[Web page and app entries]
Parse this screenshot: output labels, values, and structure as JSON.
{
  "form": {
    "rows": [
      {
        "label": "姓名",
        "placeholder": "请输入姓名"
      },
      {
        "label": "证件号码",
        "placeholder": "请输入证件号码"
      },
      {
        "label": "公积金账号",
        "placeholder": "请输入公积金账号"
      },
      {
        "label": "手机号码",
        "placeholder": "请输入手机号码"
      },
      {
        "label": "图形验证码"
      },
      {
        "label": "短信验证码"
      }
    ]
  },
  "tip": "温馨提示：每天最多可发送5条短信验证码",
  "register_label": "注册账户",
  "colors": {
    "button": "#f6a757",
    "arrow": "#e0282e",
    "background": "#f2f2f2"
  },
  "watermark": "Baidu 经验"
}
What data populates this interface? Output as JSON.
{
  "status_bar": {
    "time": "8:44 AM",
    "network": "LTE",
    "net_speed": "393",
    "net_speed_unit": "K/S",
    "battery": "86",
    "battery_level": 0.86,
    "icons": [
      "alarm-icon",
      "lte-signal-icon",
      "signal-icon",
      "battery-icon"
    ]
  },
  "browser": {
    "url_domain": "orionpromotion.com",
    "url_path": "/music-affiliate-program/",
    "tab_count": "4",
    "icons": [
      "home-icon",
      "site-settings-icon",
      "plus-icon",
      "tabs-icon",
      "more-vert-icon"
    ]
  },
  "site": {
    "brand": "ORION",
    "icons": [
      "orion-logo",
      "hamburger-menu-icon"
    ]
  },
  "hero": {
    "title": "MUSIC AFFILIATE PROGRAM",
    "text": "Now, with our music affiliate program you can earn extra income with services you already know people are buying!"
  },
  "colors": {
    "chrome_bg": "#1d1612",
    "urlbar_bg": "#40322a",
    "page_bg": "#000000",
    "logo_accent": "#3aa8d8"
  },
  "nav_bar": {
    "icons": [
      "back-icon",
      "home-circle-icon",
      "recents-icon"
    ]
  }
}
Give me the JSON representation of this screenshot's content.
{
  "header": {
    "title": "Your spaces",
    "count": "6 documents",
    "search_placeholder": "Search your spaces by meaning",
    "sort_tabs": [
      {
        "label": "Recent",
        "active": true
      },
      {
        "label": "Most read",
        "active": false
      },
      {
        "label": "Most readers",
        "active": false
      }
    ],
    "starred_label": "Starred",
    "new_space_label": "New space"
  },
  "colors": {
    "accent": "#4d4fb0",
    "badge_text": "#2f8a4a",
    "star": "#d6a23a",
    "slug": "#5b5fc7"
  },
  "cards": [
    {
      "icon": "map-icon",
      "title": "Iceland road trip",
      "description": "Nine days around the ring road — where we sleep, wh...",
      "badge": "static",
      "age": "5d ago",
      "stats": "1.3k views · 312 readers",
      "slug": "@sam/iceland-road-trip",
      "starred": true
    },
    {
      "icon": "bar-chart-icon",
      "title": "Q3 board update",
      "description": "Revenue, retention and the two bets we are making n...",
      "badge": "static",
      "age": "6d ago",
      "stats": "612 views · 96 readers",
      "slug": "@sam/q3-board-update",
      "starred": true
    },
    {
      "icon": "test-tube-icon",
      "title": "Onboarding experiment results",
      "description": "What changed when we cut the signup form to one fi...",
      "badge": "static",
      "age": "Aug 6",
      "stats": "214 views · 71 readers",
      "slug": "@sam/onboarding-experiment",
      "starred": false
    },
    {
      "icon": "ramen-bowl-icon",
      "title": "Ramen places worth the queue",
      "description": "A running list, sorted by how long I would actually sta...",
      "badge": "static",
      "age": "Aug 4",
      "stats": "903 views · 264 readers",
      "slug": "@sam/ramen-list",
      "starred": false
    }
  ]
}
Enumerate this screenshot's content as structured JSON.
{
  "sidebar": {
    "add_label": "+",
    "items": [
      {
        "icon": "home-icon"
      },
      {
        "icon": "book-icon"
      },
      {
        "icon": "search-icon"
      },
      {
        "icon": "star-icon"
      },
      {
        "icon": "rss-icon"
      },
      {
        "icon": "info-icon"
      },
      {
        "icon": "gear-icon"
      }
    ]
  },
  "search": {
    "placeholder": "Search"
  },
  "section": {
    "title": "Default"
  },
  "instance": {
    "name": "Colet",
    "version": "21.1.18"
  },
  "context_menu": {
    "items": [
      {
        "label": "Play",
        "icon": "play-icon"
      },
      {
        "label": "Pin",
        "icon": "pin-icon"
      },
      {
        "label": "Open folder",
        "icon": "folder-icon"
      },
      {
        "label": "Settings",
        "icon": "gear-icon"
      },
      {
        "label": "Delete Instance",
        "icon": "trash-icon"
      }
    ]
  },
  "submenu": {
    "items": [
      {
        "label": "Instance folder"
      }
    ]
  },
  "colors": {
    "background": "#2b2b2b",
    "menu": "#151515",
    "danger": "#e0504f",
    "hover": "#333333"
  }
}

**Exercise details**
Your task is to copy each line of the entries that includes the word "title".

**Finished exercise**
    "title": "MUSIC AFFILIATE PROGRAM",
    "title": "Your spaces",
      "title": "Iceland road trip",
      "title": "Q3 board update",
      "title": "Onboarding experiment results",
      "title": "Ramen places worth the queue",
    "title": "Default"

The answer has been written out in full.